▸ **Your instructions**: In your reply, repeat every entry exactly and skip over each picture.
++++ The data
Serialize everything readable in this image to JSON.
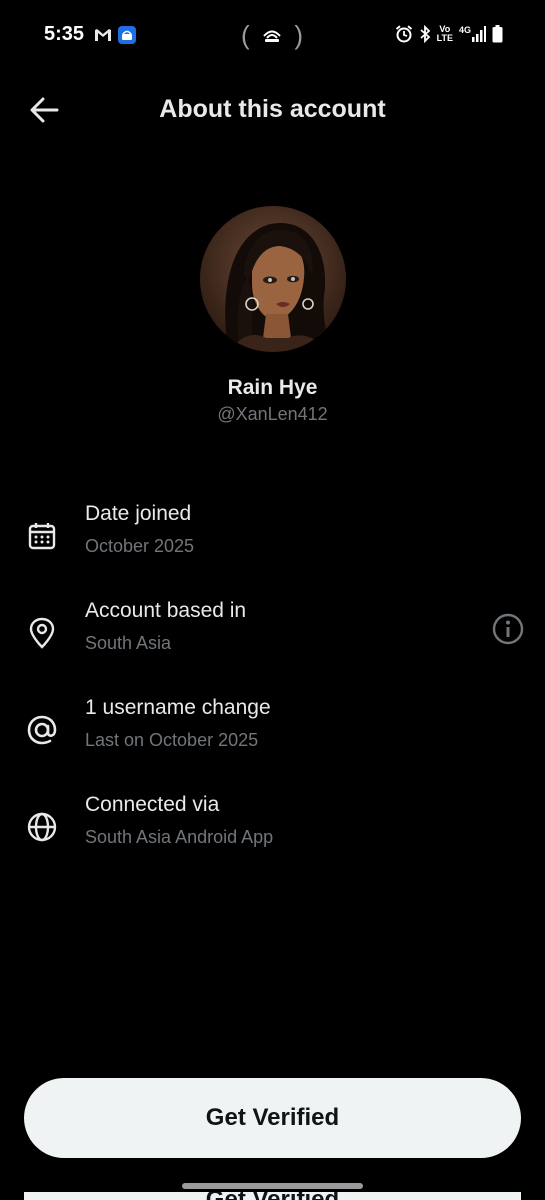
{
  "status_bar": {
    "time": "5:35",
    "left_icons": [
      "gmail-icon",
      "app-notification-icon"
    ],
    "center_icon": "hotspot-icon",
    "right_icons": [
      "alarm-icon",
      "bluetooth-icon",
      "volte-icon",
      "signal-4g-icon",
      "battery-icon"
    ],
    "volte_top": "Vo",
    "volte_bottom": "LTE",
    "network": "4G"
  },
  "header": {
    "title": "About this account",
    "back_icon": "arrow-left-icon"
  },
  "profile": {
    "display_name": "Rain Hye",
    "handle": "@XanLen412"
  },
  "info_rows": [
    {
      "icon": "calendar-icon",
      "label": "Date joined",
      "value": "October 2025"
    },
    {
      "icon": "location-pin-icon",
      "label": "Account based in",
      "value": "South Asia",
      "has_info": true
    },
    {
      "icon": "at-sign-icon",
      "label": "1 username change",
      "value": "Last on October 2025"
    },
    {
      "icon": "globe-icon",
      "label": "Connected via",
      "value": "South Asia Android App"
    }
  ],
  "cta": {
    "label": "Get Verified"
  },
  "colors": {
    "background": "#000000",
    "primary_text": "#e7e9ea",
    "secondary_text": "#71767b",
    "button_bg": "#eff3f4",
    "button_text": "#0f1419"
  }
}
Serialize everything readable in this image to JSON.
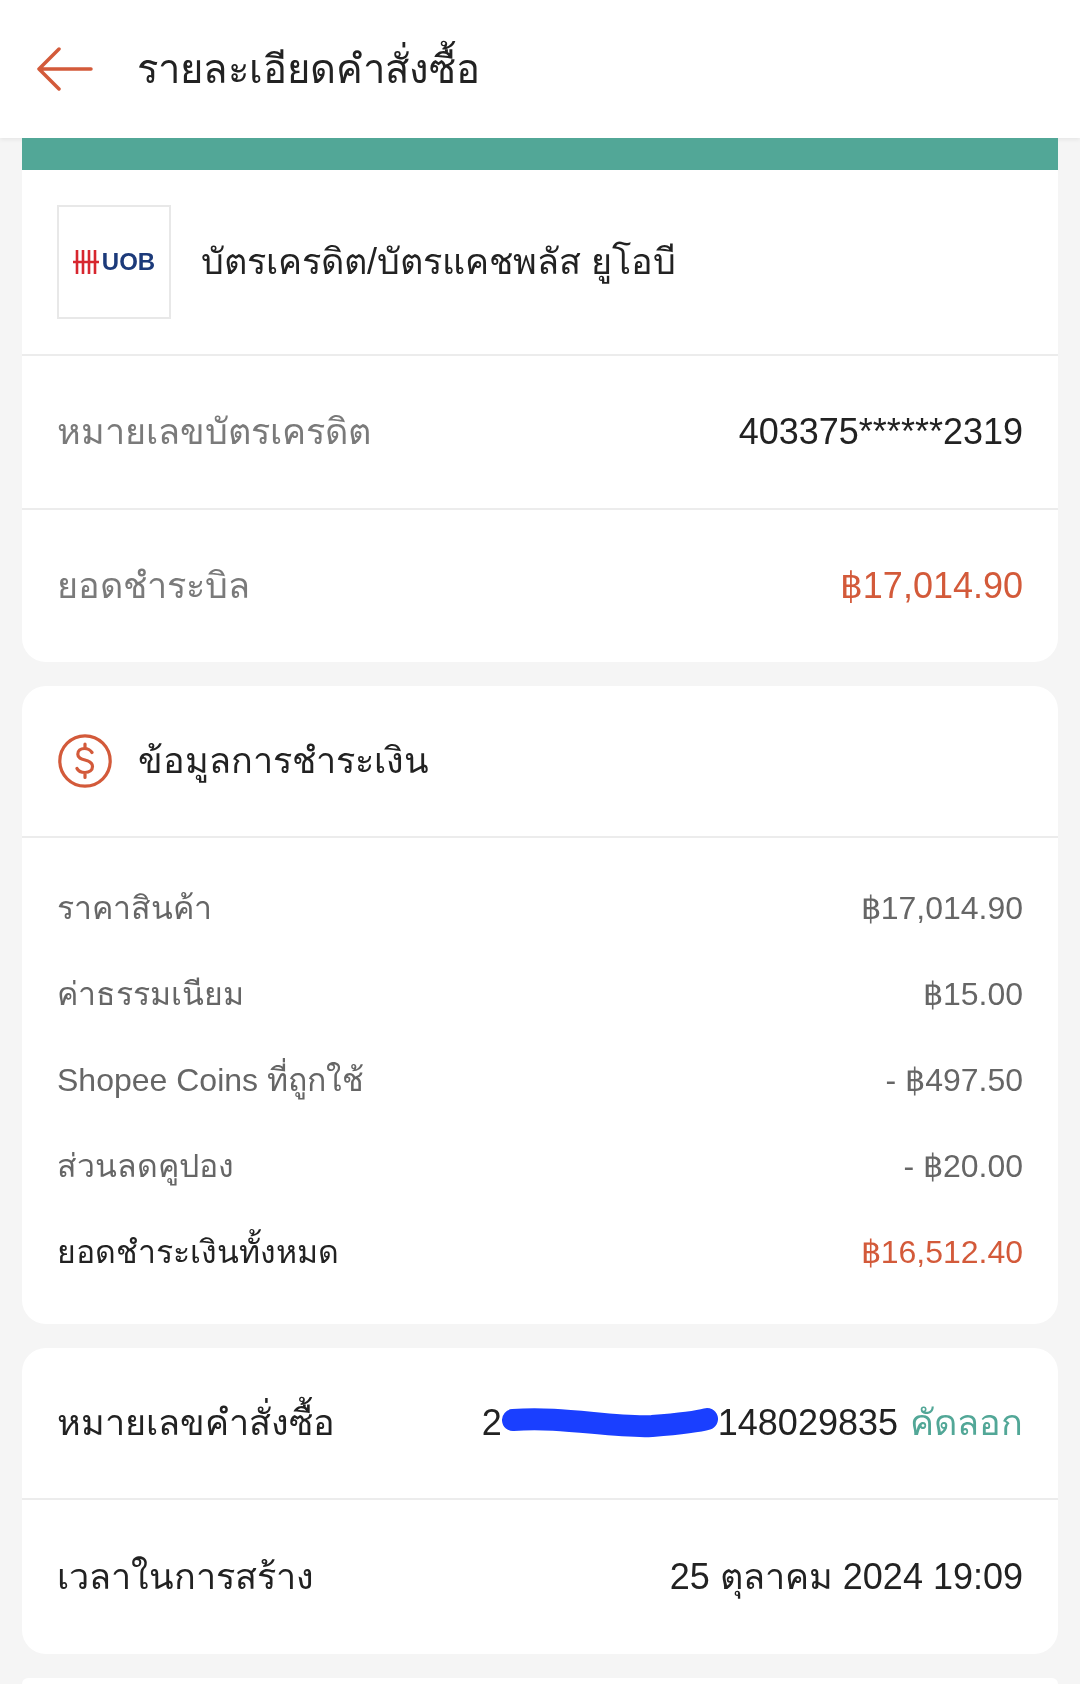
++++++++
▸ **Response for this exercise**:
Serialize everything readable in this image to JSON.
{
  "status_bar": {
    "time": "5:35",
    "left_icons": [
      "gmail-icon",
      "app-notification-icon"
    ],
    "center_icon": "hotspot-icon",
    "right_icons": [
      "alarm-icon",
      "bluetooth-icon",
      "volte-icon",
      "signal-4g-icon",
      "battery-icon"
    ],
    "volte_top": "Vo",
    "volte_bottom": "LTE",
    "network": "4G"
  },
  "header": {
    "title": "About this account",
    "back_icon": "arrow-left-icon"
  },
  "profile": {
    "display_name": "Rain Hye",
    "handle": "@XanLen412"
  },
  "info_rows": [
    {
      "icon": "calendar-icon",
      "label": "Date joined",
      "value": "October 2025"
    },
    {
      "icon": "location-pin-icon",
      "label": "Account based in",
      "value": "South Asia",
      "has_info": true
    },
    {
      "icon": "at-sign-icon",
      "label": "1 username change",
      "value": "Last on October 2025"
    },
    {
      "icon": "globe-icon",
      "label": "Connected via",
      "value": "South Asia Android App"
    }
  ],
  "cta": {
    "label": "Get Verified"
  },
  "colors": {
    "background": "#000000",
    "primary_text": "#e7e9ea",
    "secondary_text": "#71767b",
    "button_bg": "#eff3f4",
    "button_text": "#0f1419"
  }
}
Serialize everything readable in this image to JSON.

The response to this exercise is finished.